## WHAT TO DO
What number of lines in the records below hold the word "title"? Give that number alone.

───── THE DATA

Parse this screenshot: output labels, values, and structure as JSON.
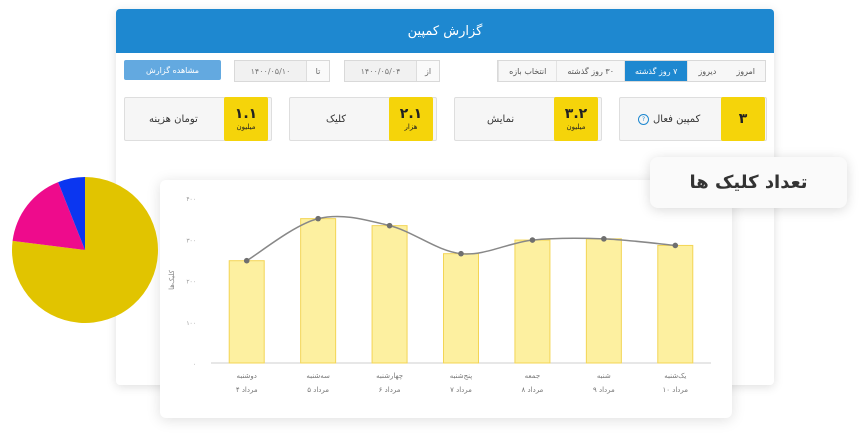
{
  "panel": {
    "title": "گزارش کمپین",
    "tabs": [
      {
        "label": "امروز"
      },
      {
        "label": "دیروز"
      },
      {
        "label": "۷ روز گذشته",
        "active": true
      },
      {
        "label": "۳۰ روز گذشته"
      },
      {
        "label": "انتخاب بازه"
      }
    ],
    "from": {
      "label": "از",
      "value": "۱۴۰۰/۰۵/۰۴"
    },
    "to": {
      "label": "تا",
      "value": "۱۴۰۰/۰۵/۱۰"
    },
    "view_button": "مشاهده گزارش"
  },
  "cards": [
    {
      "title": "کمپین فعال",
      "value": "۳",
      "unit": "",
      "info": true
    },
    {
      "title": "نمایش",
      "value": "۳.۲",
      "unit": "میلیون"
    },
    {
      "title": "کلیک",
      "value": "۲.۱",
      "unit": "هزار"
    },
    {
      "title": "تومان هزینه",
      "value": "۱.۱",
      "unit": "میلیون"
    }
  ],
  "callout": "تعداد کلیک ها",
  "colors": {
    "accent": "#1e88d0",
    "badge": "#f5d40a",
    "bar": "#fdf0a0",
    "bar_border": "#f3d555",
    "line": "#888888"
  },
  "icons": {
    "info": "info-icon"
  },
  "chart_data": {
    "type": "bar",
    "categories": [
      "دوشنبه",
      "سه‌شنبه",
      "چهارشنبه",
      "پنج‌شنبه",
      "جمعه",
      "شنبه",
      "یک‌شنبه"
    ],
    "subcategories": [
      "۴ مرداد",
      "۵ مرداد",
      "۶ مرداد",
      "۷ مرداد",
      "۸ مرداد",
      "۹ مرداد",
      "۱۰ مرداد"
    ],
    "values": [
      248,
      350,
      333,
      265,
      298,
      301,
      285
    ],
    "line_values": [
      248,
      350,
      333,
      265,
      298,
      301,
      285
    ],
    "ylabel": "کلیک‌ها",
    "yticks": [
      "۰",
      "۱۰۰",
      "۲۰۰",
      "۳۰۰",
      "۴۰۰"
    ],
    "ylim": [
      0,
      400
    ],
    "grid": false
  },
  "pie_data": {
    "type": "pie",
    "values": [
      77,
      17,
      6
    ],
    "colors": [
      "#e1c400",
      "#ee0b8c",
      "#0b36f0"
    ]
  }
}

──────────

## ANSWER SPACE
5